I'm probably going to be a little pink all over when I get up tomorrow morning, but that's an acceptable price to pay for being able to spend the weekend lying around in just a couple square feet of clothing and not worry about any adverse health effects other than that sunburn. Well, and skin cancer, but that's more a long-term thing.
Of course, just how many square feet and when is apparently important. I spent yesterday hanging out with Chet, one of his classmates, Marcel, and Marcel's girlfriend Chantalle. The term ended last month, but their rent was paid through yesterday, so they hung around before flying back to France. We were going to try and get tickets for the game, since Marcel has become a Sox fan during his undergraduate years and first year of grad school, and while going home to Nice for the summer is rather (pardon the pun) nice, there isn't much very good baseball to be seen, and forget NESN.
Marcel is, by the way, a hoot and a half. Chantalle's a lucky girl.
So, we took advantage of the warm the warm weather and made our way down to the banks of the river, got out our books, took off our shirts and shoes (Chantalle and I were wearing bikini tops for this eventuality), and had a good read.
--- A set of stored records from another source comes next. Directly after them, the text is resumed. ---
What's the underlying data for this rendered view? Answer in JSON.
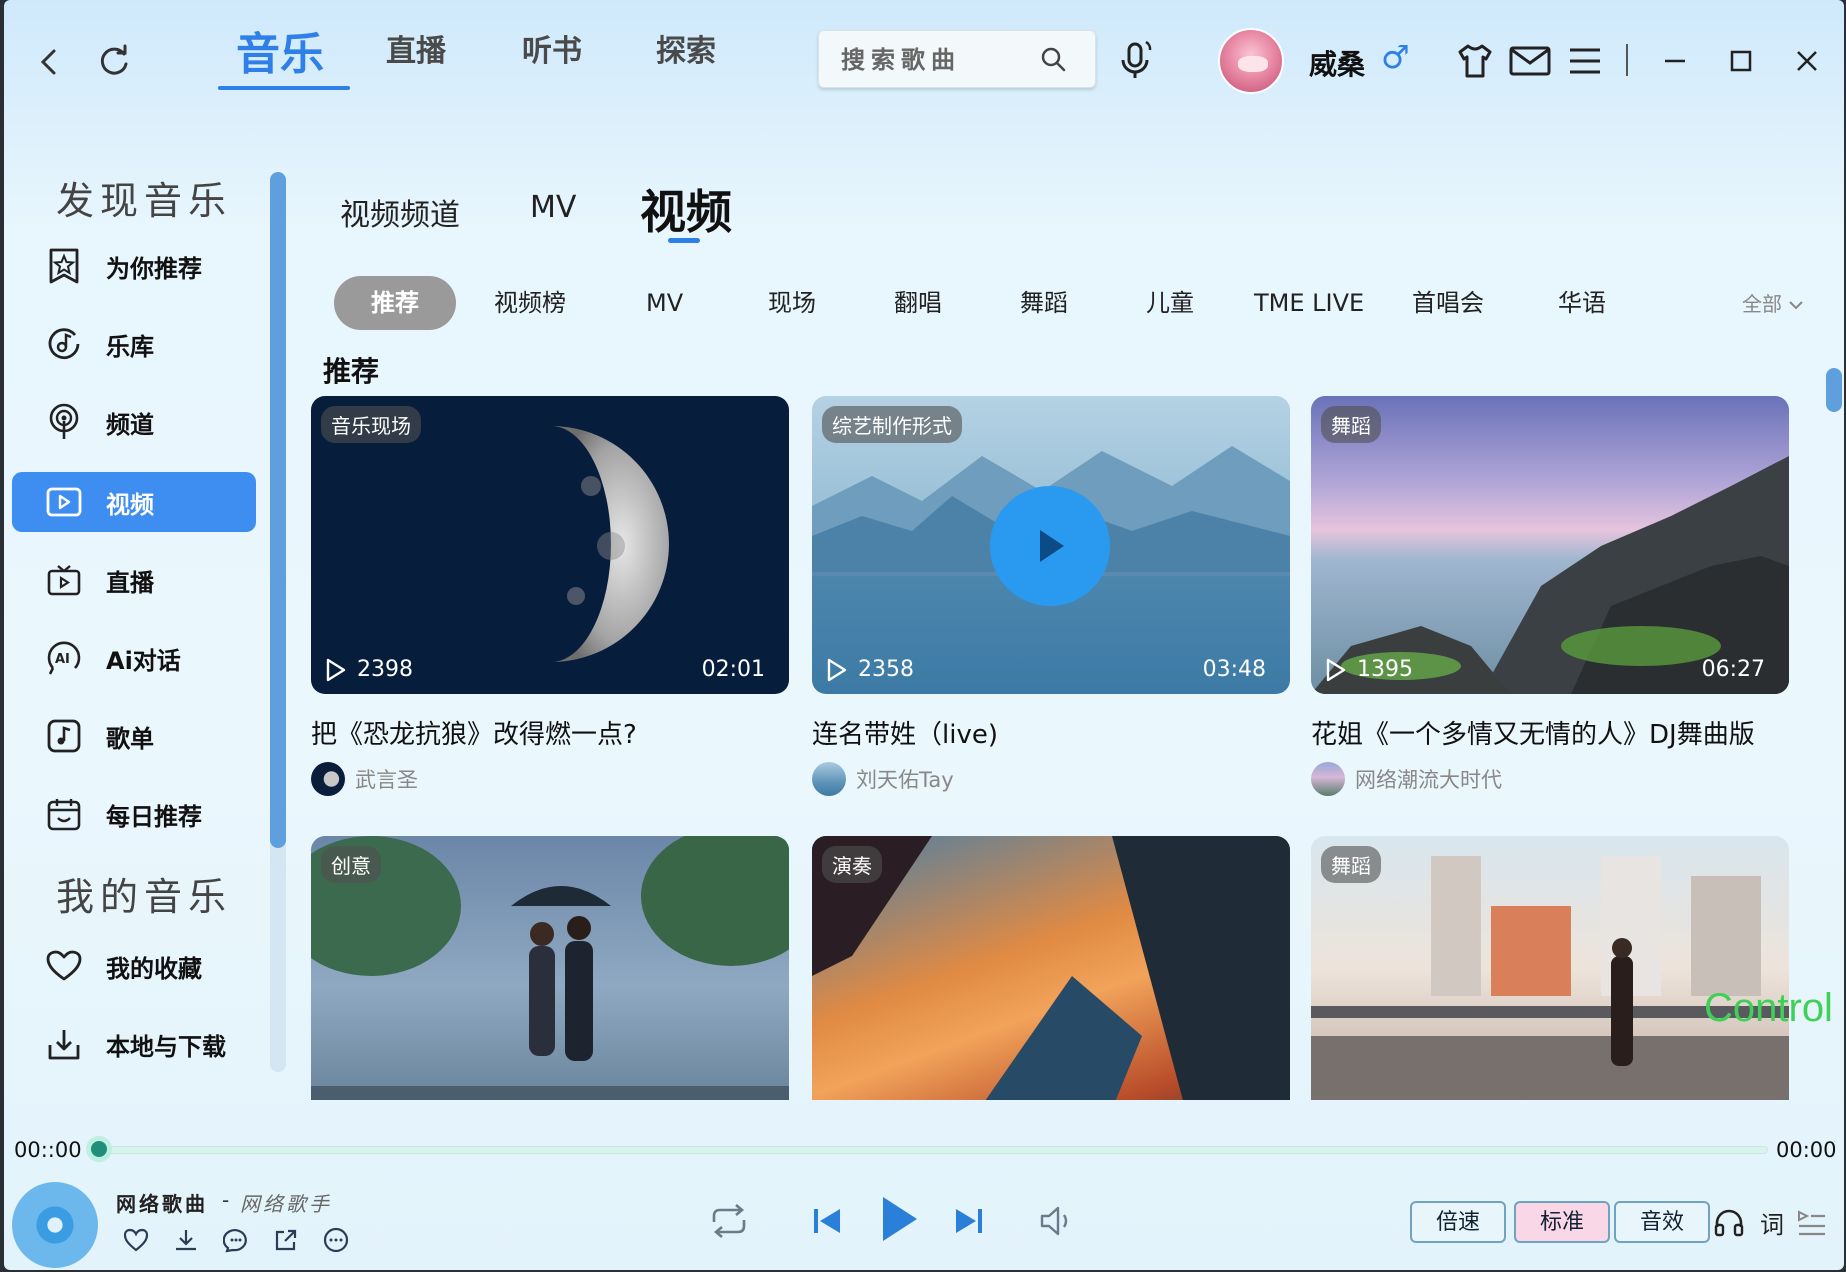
{
  "topbar": {
    "main_tabs": [
      {
        "label": "音乐",
        "active": true
      },
      {
        "label": "直播"
      },
      {
        "label": "听书"
      },
      {
        "label": "探索"
      }
    ],
    "search_placeholder": "搜索歌曲",
    "username": "威桑",
    "gender_symbol": "♂",
    "accent_color": "#2f7fe8"
  },
  "sidebar": {
    "sections": [
      {
        "title": "发现音乐"
      },
      {
        "title": "我的音乐"
      }
    ],
    "items": [
      {
        "label": "为你推荐",
        "icon": "star-badge-icon"
      },
      {
        "label": "乐库",
        "icon": "music-disc-icon"
      },
      {
        "label": "频道",
        "icon": "broadcast-icon"
      },
      {
        "label": "视频",
        "icon": "video-play-icon",
        "active": true
      },
      {
        "label": "直播",
        "icon": "tv-icon"
      },
      {
        "label": "Ai对话",
        "icon": "ai-chat-icon"
      },
      {
        "label": "歌单",
        "icon": "music-note-icon"
      },
      {
        "label": "每日推荐",
        "icon": "calendar-icon"
      },
      {
        "label": "我的收藏",
        "icon": "heart-icon"
      },
      {
        "label": "本地与下载",
        "icon": "download-icon"
      }
    ]
  },
  "content": {
    "subtabs": [
      {
        "label": "视频频道"
      },
      {
        "label": "MV"
      },
      {
        "label": "视频",
        "active": true
      }
    ],
    "chips": [
      "推荐",
      "视频榜",
      "MV",
      "现场",
      "翻唱",
      "舞蹈",
      "儿童",
      "TME LIVE",
      "首唱会",
      "华语"
    ],
    "chip_all": "全部",
    "section_title": "推荐",
    "cards": [
      {
        "tag": "音乐现场",
        "plays": "2398",
        "duration": "02:01",
        "title": "把《恐龙抗狼》改得燃一点?",
        "author": "武言圣"
      },
      {
        "tag": "综艺制作形式",
        "plays": "2358",
        "duration": "03:48",
        "title": "连名带姓（live)",
        "author": "刘天佑Tay"
      },
      {
        "tag": "舞蹈",
        "plays": "1395",
        "duration": "06:27",
        "title": "花姐《一个多情又无情的人》DJ舞曲版",
        "author": "网络潮流大时代"
      },
      {
        "tag": "创意"
      },
      {
        "tag": "演奏"
      },
      {
        "tag": "舞蹈"
      }
    ],
    "overlay_text": "Control"
  },
  "player": {
    "time_current": "00::00",
    "time_total": "00:00",
    "progress": 0.0,
    "song_name": "网络歌曲",
    "separator": "-",
    "artist": "网络歌手",
    "pills": [
      {
        "label": "倍速"
      },
      {
        "label": "标准",
        "active": true
      },
      {
        "label": "音效"
      }
    ],
    "lyrics_label": "词"
  }
}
After an hour, Marcel finished his and got out a ball and glove and starts tossing it up and down. I put my book down, and join him tossing it back and forth. It's a little tough at first, since I didn't bring a glove, and Chet's is too large for me. I can't really get a grip on the ball at first; it keeps falling out and the glove keeps falling out. I wind up just catching it two-handed after a while.
Anyway, a guy walks over and asks if I wouldn't mind putting my shirt on, since he and his kids are just over there. I look around, and I'm not exactly the only girl in a two-piece swimsuit (and I've got shorts on at that). I'm about to point this out when Chet comes over with my shirt. I sort of grump that he's not complaining to the college girls sunning themselves. Whatever.
The guy walks away, and Marcel tsk tsks Chet, saying that if I were his girlfriend, that would have gone differently. How so? "Ma cherie, I would have convinced him to allow you to go topless." Gee... Thanks.
Anyway, we go out to eat, and I go home, since Marcel and Chantalle are going to be sleeping on Chet's couch before they head to the airport in the morning and the place is crowded enough as is. Well, I say, don't sleep too soundly - you'll got a lot of time to sleep on the plane, and, hey, sometimes weird stuff happens the night before a big flight. He asks what, but Chet interrupts to say it's not a very interesting story. Maybe later, I say.
Anyway, today I spend hanging with Maggie. Been a while, but Marcel and Chantalle weren't the only ones catching a plane last night; Chet was flying to San Francisco to spend a couple weeks with his family. I'd like to meet the Kitamuras, but I don't know if Chet's ready for that. He's not going to ask me to lie about who I am and have been, but he's not ready to explain it to his folks.
So, Maggie and I hang out, heading out to Arlington to watch movies at the second-run house where they have ice cream. Real ice cream with scoops and stuff. The plan's to do that, poke through Newbury Comics for stuff - the fourth issue of Trigger (the one I don't have), the two Traveling Wilburys CDs (why didn't someone exploit George Harrison's death and reissue those? Why?), etc. I wound up with stuff out of the 25-cent comic boxes and the Fever Pitch soundtrack.
It was a nice day, again, so we opted to walk home. A little warm for that, so we were glad we were wearing our workout gear underneath. Maggie joked that she's surprised I didn't have something skimpier underneath, and I told her about the previous day. She laughed, said she thought the same thing the first time we bumped into each other here, although for different reasons.
"So," she changed the subject, "how long's Chet out of town?" I say a couple weeks. She asks why I didn't go with, and I shrug it off at first, saying I didn't have time to put in for vacation when he told me.
One thing she does point out, though, is that I haven't had a real vacation in the past two years, that being unemployed doesn't count, nor does taking time off to sit by people in the hospital. I admitted that wasn't really the reason, but she said, fine, you don't want to meet Chet's family, or they're not ready, but you need some time off.